- JRTM emphasizes that all of its editors act politely, fairly but firmly at all times.
- The Editors of JRTM are always willing to publish corrections, clarifications, retractions and apologies when needed. JRTM follows COPE guidance on retractions of manuscripts.
- The editor of JRTM actively seeks the views of authors, readers, reviewers and editorial board members about ways of improving their journal’s processes.
- The editors of JRTM also assesses the effects of the journal policies on author and reviewer behavior and revising policies, as required, to encourage responsible behavior and discourage misconduct.

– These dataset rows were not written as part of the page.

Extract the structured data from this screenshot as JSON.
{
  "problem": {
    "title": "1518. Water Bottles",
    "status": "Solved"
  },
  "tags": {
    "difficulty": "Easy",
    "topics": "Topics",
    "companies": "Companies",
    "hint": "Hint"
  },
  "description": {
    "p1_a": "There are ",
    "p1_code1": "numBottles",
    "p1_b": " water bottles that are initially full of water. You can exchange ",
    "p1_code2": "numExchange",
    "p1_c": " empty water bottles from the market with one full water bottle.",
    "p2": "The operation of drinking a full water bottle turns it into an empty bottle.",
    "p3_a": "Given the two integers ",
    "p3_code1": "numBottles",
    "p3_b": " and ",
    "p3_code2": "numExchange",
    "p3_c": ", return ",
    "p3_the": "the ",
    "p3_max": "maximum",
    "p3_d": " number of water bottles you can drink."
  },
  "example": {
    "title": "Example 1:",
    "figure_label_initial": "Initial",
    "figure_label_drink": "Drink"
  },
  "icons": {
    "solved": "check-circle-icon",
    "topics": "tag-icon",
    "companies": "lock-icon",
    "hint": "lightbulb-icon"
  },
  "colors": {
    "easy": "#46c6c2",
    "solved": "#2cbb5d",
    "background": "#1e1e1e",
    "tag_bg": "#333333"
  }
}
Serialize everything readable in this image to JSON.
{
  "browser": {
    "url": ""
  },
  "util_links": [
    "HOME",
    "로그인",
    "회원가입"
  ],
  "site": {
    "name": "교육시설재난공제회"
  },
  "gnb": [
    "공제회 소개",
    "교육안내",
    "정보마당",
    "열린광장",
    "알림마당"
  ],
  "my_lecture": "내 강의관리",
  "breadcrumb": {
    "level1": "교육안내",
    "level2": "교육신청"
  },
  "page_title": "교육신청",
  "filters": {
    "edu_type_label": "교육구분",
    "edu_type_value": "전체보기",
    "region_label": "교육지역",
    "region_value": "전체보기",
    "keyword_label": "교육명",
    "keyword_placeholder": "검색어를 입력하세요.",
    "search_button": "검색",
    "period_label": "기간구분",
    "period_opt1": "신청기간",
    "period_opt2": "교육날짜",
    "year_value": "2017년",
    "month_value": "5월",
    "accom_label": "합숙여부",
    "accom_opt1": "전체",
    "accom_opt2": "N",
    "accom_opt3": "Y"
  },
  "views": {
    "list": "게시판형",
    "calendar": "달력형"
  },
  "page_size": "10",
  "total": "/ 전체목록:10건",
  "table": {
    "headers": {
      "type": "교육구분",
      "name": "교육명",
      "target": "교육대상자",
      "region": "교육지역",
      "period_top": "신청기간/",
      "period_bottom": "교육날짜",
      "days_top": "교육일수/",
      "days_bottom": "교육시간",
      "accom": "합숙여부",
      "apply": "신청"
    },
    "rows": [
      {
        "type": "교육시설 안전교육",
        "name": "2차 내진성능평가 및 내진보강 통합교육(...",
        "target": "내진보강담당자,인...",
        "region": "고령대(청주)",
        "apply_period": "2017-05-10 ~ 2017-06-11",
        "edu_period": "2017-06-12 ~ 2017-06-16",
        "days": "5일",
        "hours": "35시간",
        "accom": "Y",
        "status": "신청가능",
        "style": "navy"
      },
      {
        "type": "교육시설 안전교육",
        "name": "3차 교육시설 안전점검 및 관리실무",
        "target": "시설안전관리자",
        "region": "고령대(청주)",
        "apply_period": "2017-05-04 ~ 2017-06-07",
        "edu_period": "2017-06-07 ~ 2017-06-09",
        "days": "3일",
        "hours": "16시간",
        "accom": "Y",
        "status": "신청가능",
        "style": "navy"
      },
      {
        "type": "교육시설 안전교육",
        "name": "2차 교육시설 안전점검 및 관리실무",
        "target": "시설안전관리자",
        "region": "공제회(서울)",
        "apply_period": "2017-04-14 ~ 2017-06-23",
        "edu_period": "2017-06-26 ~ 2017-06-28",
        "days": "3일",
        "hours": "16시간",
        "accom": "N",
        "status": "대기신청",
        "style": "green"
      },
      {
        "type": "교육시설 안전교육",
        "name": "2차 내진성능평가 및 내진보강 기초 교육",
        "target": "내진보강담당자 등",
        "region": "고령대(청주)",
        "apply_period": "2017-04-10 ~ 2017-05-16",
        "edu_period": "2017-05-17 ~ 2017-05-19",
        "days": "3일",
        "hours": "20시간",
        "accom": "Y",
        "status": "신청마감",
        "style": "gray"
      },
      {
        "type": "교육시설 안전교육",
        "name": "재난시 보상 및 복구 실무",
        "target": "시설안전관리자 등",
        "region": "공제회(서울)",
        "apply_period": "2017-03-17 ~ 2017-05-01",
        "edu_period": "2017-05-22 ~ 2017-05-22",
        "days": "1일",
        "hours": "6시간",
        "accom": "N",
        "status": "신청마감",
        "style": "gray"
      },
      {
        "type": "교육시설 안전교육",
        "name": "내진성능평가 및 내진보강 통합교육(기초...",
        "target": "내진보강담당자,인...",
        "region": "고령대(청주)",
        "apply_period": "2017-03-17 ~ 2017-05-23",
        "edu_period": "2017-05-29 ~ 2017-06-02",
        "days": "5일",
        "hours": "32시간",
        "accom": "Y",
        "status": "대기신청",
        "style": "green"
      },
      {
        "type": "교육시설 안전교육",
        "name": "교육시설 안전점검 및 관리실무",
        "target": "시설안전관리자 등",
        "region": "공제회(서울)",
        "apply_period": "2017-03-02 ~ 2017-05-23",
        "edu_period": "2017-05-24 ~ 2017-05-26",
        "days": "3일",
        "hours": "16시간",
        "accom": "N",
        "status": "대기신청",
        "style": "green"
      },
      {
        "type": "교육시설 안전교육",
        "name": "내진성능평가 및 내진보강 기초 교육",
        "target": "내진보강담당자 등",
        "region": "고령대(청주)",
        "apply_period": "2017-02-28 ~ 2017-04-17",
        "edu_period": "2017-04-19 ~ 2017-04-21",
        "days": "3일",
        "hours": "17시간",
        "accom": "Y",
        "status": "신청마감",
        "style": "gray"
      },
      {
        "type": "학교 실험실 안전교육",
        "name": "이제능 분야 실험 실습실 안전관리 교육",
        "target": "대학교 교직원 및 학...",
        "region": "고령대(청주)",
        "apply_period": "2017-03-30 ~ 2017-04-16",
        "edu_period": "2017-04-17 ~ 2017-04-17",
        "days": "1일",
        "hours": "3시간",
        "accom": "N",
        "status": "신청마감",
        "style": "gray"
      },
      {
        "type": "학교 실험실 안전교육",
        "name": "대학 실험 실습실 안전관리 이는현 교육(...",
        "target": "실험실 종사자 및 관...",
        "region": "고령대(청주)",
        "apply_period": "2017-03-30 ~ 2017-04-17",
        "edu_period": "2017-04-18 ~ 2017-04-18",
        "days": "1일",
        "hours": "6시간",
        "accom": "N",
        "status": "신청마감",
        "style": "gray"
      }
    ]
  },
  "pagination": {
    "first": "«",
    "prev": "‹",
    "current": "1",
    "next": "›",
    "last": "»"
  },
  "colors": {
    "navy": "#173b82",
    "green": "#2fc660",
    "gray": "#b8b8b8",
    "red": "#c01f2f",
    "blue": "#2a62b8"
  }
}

- The editor also tries to ensure that all published reports and reviews of research have been reviewed by suitably qualified reviewers (including statistical review where appropriate). They also ensure that non-peer-reviewed sections of their journal are clearly identified.
- Editor of JRTM adopts processes that encourage accuracy, completeness and clarity of research reporting including technical editing and the use of appropriate guidelines and checklists.
- Editor’s decisions to accept or reject a paper for publication is based only on the paper’s importance, originality, and clarity, and the study’s relevance to the remit of the journal.
- Editors shall provide guidance to reviewers on everything that is expected of them. This guidance will be regularly updated as per the COPE Code of Conduct and Best Practice Guidelines.
- Editors of JRTM are not denied the ability to publish in their own journal, but it should be done without exploiting their position. The journal shall develop a procedure for handling submissions from the editor or members of the editorial board that ensures that peer review is handled independently of the author/editor.
- A description of peer review processes has been published in about us page.
- Guidance to authors on everything that is expected of them is done in Author guidelines page.
For Peer Reviewers:
Peer review in all its form plays an important role in ensuring the integrity of the scholarly record. The process depends to a large extent on trust, and requires that everyone involved behaves responsibly and ethically. Peer reviewers play a central and critical part in the peer-review process. The COPE Ethical Guidelines for Peer Reviewers set out the basic principles and standards to which all peer reviewers should adhere during the peer-review process. It is hoped they will provide helpful guidance to researchers, be a reference for journals and editors in guiding their reviewers, and act as an educational resource for institutions in training their students and researchers.
Basic principles to which peer reviewers should adhere
Peer reviewers should
- Only agree to review manuscripts for which they have the subject expertise which is required to carry out a proper assessment and which they can assess in a timely manner
- Respect the confidentiality of peer review and not reveal any details of a manuscript or its review, during or after the peer-review process, beyond those that are released by the journal
- Not use information obtained during the peer-review process for their own or any other person’s or organization’s advantage, or to disadvantage or discredit others
- Declare all potential conflicting interests, seeking advice from the journal if they are unsure whether something constitutes a relevant interest
- Not allow their reviews to be influenced by the origins of a manuscript, by the nationality, religious or political beliefs, gender or other characteristics of the authors, or by commercial considerations
- Be objective and constructive in their reviews, refraining from being hostile or inflammatory and from making libellous or derogatory personal comments
- Acknowledge that peer review is largely a reciprocal endeavour and undertake to carry out their fair share of reviewing and in a timely manner
- Provide journals with personal and professional information that is accurate and a true representation of their expertise
- Recognize that impersonation of another individual during the review process is
- considered serious misconduct.
- If a reviewer wants to pass a review request onto a colleague, they should get the editor’s
- permission beforehand.
COPE guidelines for Peer Review